- _EXERCISE DESCRIPTION_: Which lines mention "this"? Show each one from the listing.

- _DATA SECTION_:
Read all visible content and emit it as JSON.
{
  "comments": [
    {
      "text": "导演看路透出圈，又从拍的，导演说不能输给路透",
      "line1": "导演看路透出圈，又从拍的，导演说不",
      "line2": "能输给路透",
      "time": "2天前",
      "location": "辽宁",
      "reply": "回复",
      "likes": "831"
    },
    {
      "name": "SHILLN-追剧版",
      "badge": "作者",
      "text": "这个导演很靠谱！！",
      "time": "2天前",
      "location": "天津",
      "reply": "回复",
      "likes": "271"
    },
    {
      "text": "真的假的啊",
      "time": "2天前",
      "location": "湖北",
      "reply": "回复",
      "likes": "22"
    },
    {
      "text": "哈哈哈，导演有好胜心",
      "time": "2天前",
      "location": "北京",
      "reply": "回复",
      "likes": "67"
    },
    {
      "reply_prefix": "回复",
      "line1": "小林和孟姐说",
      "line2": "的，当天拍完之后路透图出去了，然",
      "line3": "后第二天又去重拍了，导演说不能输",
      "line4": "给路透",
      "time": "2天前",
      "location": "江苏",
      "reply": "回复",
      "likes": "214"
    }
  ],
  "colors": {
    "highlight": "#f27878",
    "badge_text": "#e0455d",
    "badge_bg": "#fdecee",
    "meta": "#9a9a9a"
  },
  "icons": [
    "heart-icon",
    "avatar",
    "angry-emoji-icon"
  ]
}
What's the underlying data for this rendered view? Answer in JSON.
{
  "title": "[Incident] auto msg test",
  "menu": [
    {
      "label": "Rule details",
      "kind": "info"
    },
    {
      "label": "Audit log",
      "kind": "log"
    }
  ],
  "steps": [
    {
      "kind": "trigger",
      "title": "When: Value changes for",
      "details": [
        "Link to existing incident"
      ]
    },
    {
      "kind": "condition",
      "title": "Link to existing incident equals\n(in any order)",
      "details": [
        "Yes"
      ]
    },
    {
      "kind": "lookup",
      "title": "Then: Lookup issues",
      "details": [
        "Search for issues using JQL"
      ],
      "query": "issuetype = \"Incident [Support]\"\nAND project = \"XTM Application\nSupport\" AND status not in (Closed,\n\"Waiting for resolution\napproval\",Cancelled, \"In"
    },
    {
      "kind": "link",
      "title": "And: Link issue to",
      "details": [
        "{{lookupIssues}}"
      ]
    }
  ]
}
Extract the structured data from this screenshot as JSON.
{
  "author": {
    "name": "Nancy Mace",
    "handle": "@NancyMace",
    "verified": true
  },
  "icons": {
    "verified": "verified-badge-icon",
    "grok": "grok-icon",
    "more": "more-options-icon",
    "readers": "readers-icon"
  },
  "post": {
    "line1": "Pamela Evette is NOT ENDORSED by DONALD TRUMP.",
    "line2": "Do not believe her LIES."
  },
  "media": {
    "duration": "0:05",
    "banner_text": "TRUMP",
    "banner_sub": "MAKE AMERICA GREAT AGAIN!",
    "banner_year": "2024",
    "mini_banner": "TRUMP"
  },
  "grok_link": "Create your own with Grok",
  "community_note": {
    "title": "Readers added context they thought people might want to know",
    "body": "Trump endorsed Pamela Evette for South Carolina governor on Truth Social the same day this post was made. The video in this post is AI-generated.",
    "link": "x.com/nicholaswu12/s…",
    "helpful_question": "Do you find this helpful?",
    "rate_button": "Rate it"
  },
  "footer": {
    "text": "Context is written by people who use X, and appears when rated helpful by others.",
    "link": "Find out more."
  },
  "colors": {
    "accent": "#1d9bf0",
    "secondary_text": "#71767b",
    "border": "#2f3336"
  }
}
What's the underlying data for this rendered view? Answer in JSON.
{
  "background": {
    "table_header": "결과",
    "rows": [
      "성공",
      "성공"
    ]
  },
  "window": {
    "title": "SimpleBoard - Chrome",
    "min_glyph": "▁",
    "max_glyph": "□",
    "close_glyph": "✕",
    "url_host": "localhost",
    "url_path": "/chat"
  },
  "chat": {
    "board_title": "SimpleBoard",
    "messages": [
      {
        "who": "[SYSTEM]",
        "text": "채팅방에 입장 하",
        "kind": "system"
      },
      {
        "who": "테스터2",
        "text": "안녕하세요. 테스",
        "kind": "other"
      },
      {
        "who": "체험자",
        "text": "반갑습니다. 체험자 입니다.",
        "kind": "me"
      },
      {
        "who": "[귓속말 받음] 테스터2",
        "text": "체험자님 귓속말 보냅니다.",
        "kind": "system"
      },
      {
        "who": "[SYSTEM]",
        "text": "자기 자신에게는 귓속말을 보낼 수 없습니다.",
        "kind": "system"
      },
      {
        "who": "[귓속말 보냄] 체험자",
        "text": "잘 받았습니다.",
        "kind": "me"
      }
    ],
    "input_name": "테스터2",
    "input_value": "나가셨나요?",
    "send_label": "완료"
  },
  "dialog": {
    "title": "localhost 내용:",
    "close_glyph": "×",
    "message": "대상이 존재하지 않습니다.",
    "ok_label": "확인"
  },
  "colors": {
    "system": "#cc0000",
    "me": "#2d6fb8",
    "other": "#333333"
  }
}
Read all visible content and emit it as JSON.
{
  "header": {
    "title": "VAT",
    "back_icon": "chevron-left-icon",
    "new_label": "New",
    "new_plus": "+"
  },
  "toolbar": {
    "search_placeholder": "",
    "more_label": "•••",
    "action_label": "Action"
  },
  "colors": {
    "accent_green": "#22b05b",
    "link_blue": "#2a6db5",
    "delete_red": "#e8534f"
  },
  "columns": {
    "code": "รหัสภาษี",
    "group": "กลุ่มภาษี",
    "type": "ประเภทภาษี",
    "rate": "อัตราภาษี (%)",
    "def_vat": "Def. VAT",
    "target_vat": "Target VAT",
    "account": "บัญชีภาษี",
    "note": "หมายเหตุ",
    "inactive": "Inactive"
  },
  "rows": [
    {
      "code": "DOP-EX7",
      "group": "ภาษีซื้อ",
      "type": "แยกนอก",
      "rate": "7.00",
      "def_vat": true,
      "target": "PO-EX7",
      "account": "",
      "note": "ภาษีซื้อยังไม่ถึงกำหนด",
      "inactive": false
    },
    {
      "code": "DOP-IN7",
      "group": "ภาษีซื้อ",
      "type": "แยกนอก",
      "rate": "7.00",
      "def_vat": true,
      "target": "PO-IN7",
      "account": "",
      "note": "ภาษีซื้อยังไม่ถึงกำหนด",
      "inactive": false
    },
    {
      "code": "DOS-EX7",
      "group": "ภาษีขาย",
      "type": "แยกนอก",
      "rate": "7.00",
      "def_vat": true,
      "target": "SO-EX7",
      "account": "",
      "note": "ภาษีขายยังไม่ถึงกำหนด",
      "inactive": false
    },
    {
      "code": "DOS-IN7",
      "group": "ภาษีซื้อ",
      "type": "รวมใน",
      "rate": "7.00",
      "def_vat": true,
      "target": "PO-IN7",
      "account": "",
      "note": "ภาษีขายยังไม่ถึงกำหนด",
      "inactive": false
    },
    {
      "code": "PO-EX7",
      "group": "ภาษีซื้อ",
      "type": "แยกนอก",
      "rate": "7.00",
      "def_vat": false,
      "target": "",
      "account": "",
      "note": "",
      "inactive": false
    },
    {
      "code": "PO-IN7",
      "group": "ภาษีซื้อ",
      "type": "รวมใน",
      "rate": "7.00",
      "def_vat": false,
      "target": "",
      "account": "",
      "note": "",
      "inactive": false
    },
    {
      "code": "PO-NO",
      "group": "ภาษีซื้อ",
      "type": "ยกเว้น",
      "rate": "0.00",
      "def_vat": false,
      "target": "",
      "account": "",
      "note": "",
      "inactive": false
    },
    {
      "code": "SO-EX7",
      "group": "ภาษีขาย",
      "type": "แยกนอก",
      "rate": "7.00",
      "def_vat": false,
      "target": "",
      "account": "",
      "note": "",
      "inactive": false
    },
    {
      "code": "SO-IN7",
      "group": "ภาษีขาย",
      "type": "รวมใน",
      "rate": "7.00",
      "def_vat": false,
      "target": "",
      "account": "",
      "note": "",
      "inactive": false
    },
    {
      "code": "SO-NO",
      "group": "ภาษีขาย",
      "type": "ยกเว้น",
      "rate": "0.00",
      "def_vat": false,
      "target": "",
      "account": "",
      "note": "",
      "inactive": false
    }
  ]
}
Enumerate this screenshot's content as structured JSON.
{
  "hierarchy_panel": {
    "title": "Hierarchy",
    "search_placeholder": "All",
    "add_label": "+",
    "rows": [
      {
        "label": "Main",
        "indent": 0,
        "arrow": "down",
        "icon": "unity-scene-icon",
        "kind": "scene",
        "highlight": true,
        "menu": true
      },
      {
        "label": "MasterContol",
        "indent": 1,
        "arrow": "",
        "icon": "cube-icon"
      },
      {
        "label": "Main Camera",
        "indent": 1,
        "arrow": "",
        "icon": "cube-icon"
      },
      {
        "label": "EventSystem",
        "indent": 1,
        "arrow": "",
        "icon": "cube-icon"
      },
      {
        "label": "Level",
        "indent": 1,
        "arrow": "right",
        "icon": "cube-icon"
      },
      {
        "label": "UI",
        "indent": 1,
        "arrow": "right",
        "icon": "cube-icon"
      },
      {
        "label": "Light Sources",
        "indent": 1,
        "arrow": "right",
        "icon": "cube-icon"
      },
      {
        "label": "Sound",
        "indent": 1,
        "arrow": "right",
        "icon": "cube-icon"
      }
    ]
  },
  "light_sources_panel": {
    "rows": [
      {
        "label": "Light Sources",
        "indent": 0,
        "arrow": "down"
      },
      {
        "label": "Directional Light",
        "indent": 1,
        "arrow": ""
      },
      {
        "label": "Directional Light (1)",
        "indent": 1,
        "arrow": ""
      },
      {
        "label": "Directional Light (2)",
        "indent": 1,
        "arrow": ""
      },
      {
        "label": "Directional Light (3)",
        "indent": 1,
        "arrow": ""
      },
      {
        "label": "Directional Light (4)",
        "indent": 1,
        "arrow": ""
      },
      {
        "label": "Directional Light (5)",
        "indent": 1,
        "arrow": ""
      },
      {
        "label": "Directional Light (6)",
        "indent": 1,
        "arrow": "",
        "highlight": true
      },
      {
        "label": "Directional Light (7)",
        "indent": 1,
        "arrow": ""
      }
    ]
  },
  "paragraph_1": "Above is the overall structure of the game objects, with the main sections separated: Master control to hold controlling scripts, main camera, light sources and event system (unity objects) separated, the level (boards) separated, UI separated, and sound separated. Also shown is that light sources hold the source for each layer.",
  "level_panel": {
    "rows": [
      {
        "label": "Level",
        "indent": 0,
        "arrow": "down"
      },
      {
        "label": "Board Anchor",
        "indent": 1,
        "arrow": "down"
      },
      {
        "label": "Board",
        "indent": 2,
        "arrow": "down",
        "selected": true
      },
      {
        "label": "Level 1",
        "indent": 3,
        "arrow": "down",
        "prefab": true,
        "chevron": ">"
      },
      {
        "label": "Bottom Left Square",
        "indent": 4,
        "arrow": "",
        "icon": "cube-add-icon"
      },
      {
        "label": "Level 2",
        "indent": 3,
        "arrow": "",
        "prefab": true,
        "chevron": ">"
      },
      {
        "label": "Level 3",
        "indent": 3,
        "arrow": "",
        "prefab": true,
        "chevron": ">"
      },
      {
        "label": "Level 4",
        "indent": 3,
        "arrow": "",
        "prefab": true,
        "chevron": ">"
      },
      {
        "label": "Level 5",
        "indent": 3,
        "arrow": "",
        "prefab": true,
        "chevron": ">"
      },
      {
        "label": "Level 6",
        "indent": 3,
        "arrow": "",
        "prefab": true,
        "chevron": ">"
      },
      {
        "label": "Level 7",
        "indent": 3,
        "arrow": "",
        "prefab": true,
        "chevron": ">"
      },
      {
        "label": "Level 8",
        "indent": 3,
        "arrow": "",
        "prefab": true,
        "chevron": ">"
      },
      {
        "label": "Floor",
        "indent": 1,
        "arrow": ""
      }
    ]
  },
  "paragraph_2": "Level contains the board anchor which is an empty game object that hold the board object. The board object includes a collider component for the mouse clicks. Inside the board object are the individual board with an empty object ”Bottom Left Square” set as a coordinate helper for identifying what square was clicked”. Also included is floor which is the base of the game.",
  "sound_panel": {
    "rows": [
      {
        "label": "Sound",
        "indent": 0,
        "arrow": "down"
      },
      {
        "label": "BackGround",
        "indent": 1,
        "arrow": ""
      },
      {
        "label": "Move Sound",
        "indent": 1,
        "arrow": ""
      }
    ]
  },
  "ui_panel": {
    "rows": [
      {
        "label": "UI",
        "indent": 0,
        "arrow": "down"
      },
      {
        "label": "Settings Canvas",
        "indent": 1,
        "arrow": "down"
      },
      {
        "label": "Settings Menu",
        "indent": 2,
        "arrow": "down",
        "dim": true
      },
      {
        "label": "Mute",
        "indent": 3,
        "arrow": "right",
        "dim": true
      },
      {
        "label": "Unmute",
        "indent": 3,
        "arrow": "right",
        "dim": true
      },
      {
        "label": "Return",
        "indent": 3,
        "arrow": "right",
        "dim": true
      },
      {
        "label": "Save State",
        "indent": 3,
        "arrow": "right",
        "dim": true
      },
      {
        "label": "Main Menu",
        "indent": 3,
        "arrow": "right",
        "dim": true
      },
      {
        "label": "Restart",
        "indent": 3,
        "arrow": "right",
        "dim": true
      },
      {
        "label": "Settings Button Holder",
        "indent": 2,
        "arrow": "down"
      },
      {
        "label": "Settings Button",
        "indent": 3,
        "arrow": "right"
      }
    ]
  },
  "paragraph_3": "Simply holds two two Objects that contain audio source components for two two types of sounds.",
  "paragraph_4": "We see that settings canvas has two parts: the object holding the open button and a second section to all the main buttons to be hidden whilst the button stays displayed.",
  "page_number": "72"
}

- _WORKED SOLUTION_:
What's the underlying data for this rendered view? Answer in JSON.
Extract the structured data from this screenshot as JSON.
    "body": "Trump endorsed Pamela Evette for South Carolina governor on Truth Social the same day this post was made. The video in this post is AI-generated.",
    "helpful_question": "Do you find this helpful?",
What's the underlying data for this rendered view? Answer in JSON.
Enumerate this screenshot's content as structured JSON.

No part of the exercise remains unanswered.